But how well does Arkeia’s ANB software work? And even if it supports Linux, it’s quite common to find Solaris, Windows, and Mac OS X on the network, too; how well does Arkeia support heterogenous networks? Let’s take a test drive and find out.
Backup to the Future
To test ANB, I created a test network of several disparate machines. The backup server was a 500 MHz Pentium III with 256 MB RAM and an 80 GB hard drive, running SuSE Professional 9.2. To capture backups, the server was connected to an Adaptec 29160 SCSI card, which was cabled to a SpectraLogic T120 tape library, with two LTO-2 Ultrium drives. The client machines were an IBM Thinkpad T20 running Mandrake Linux 10.1, an Apple Powerbook running Mac OS X 10.3, and a late-model Dell Windows XP box. All were connected via a switched, 100 MB network.

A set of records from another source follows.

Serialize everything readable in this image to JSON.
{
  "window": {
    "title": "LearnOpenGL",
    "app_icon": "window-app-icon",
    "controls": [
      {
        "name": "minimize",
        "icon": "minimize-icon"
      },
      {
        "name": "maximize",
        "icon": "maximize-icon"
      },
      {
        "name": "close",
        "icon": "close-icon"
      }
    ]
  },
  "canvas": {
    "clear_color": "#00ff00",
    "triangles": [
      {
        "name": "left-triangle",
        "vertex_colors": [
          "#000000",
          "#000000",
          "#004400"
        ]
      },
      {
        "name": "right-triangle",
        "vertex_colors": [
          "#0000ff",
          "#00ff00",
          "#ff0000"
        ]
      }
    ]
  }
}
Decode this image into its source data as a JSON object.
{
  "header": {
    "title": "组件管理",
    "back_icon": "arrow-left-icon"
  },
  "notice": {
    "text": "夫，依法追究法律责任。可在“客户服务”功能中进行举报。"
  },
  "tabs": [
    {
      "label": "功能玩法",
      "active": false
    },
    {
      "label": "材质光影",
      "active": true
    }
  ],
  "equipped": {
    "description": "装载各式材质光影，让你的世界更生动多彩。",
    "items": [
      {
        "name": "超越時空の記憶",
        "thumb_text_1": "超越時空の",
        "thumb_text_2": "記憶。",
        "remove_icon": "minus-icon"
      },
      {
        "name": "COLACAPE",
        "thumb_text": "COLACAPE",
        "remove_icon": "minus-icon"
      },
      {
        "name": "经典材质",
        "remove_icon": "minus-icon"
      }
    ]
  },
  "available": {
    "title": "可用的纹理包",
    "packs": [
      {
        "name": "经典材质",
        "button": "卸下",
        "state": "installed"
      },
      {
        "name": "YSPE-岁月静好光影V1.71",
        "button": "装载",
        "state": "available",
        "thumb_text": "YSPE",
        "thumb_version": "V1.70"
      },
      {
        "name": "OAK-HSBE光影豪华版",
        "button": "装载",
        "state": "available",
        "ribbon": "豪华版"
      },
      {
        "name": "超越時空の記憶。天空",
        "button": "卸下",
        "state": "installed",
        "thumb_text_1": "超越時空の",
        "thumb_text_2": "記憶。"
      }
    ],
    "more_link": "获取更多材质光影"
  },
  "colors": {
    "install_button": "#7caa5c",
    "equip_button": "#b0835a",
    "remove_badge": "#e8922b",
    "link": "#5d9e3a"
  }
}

I started by downloading the ANB RPM file for the backup server. Arkeia’s ANB download page lists nearly fifty different platforms, including AIX, HP-UX, Solaris, all BSD variants, Debian, and various flavors of Red Hat, Mandrake, and 32- and 64-bit SuSE. But despite the plethora of options, the list wasn’t terribly current: the latest RPM for SuSE was for 9.0, which is nearly eighteen months old. (Several other distros were similarly outdated.) However, the RPM for SuSE 9.0 installed just fine on my backup server. The install deposited software in /opt/, two binaries in /usr/bin/, and a handful of entries in /etc/init.d/ to start the daemon. The RPM also ran the init script to kick-off the daemon.
Since reading documentation would irrepairably damage my geek credibility, I jumped right in by logging into the backup server and running xarkeia. The GUI tool started right up and presented me with a login screen with entries for hostname, user, and password. ANB uses its own set of user definitions, which can be a bit confusing. For example, ANB’s root is not the system’ root.
At the login screen, type root for the user name and click enter (the default password for ANB’s root account is null). The first screen is ANB’s main menu (shown in Figure One).